A few months back I mentioned how excited I was to have rhubarb plants growing in our yard.  At least that's what I thought they were. They sure look like rhubarb, but the sad truth is they're not.

However, sometimes just when things are looking down, something unexpected happens.  The day I realized that I had a faux-rhubarb plant in my yard, I also received my weekly CSA box with a big bunch of shiny, reddish-green rhubarb stalks inside.

I knew we'd be having friends over for a BBQ over the weekend, so I set the rhubarb aside and found just the right recipe for it.  For weeks it seemed like every food blog imaginable featured a rhubarb recipe, but I selected the Strawberry Rhubarb Crumble from 101 Cookbooks.  I guess what drew me to it most (other than the photos) was two intriguing ingredients in the crumble topping:  black pepper and pine nuts.  Okay, why not.  Plus, it called for spelt flour, something that (surprise, surprise) is easily accessible here.

The crumble comes together really easily, and I ended up doubling the recipe to feed six adults.  We ate it all with the exception of a spare serving or two.  It goes incredibly well with vanilla ice cream.  As for the pepper and pine nuts?  Didn't even notice the pepper but can't say that the pine nuts were my favorite.  When it comes to crumbles, I'm a toasted walnut kind of gal.  The pine nuts--though lightly toasted--were strangely overpowering to my palette.  Next time, I'd simply substitute in walnuts or even hazelnuts perhaps.

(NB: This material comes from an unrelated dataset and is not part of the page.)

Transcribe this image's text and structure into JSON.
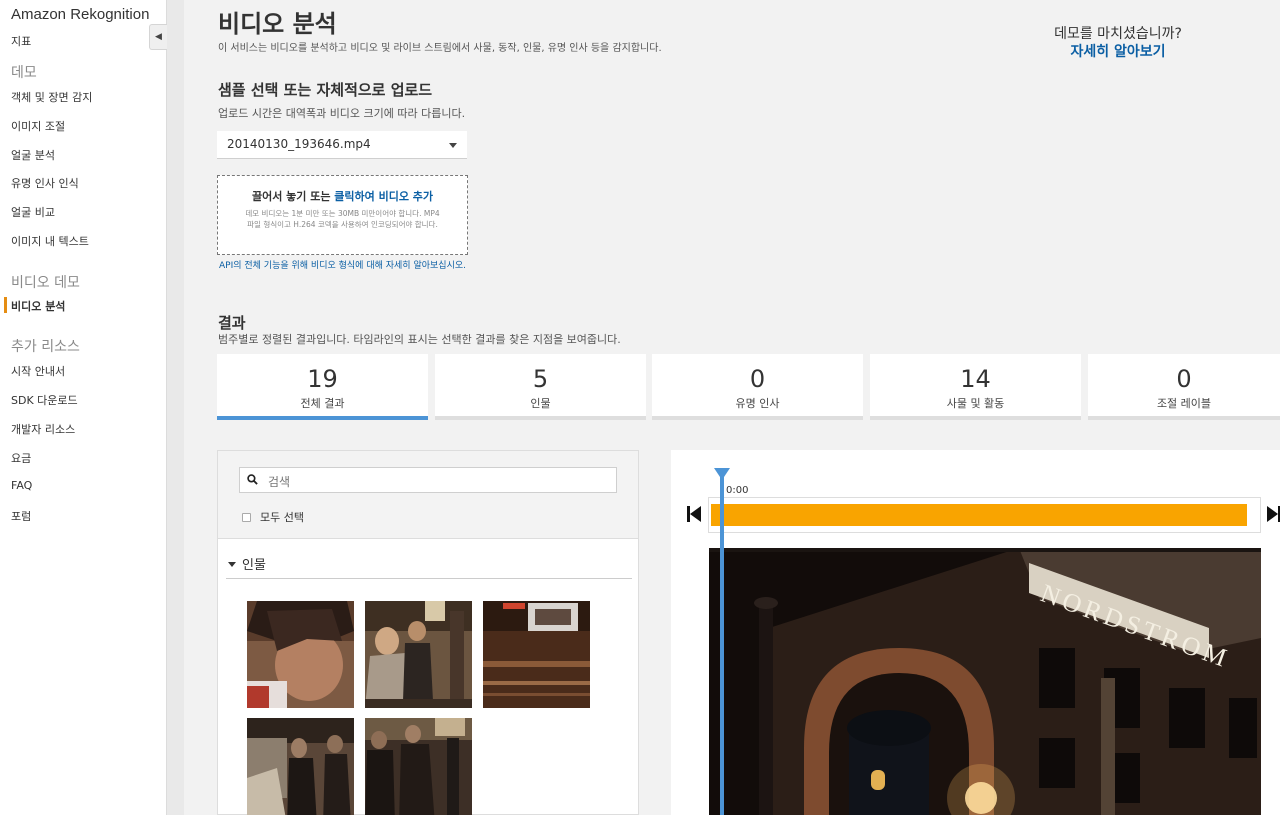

Strawberry Rhubarb Crumble
3/4c or 85g spelt flour
2/3c or 85g pine nuts, lightly toasted
1/2c or 45g rolled oats
1/2c or 60g natural cane sugar
1/2 t finely ground sea salt
1/8 t freshly ground black pepper
1/3c or 75g unsalted butter, melted

1T cornstarch
1/2c or 60g natural cane sugar

1/2lb or 225g hulled medium strawberries, quartered
12oz. trimmed rhubarb, cut into 3/4" pieces
1/4c or 60ml port wine, optional

Preheat the oven to 375F/190C.  Butter a 10" round gratin dish or 9x9" square dish.

1.  Combine the flour through the pepper in a bowl.  Stir in the butter with a fork, squeeze into a few patties, then place in the freezer to chill for at least 10 minutes.

2.  Make the filling by whisking the cornstarch and sugar together in a large bowl.  Add the strawberries and rhubarb, and toss until evenly coated.  Wait three minutes, add the port, and toss again.  Transfer to prepared baking dish, remove the topping from the freezer, and crumble evening over the top of the filling.

3.  Bake 35-40 minutes until a deep golden brown on top and the filling is bubbling.  Let cool 20-30 minutes before serving.

The kids had their own table, although one kid is missing from my photos.  I'll just call Anton a little jackrabbit.  But really, none of the kids stayed seated for long.  The crumble isn't the most kid-friendly dessert, so I organized a plate of cookies for the kids instead.  I picked up some chocolate sandwich cookies at the grocery store and added slices of hindbær snitter, a special Danish shortbread cookie filled with raspberry jam, about which I'll go into more in a future post.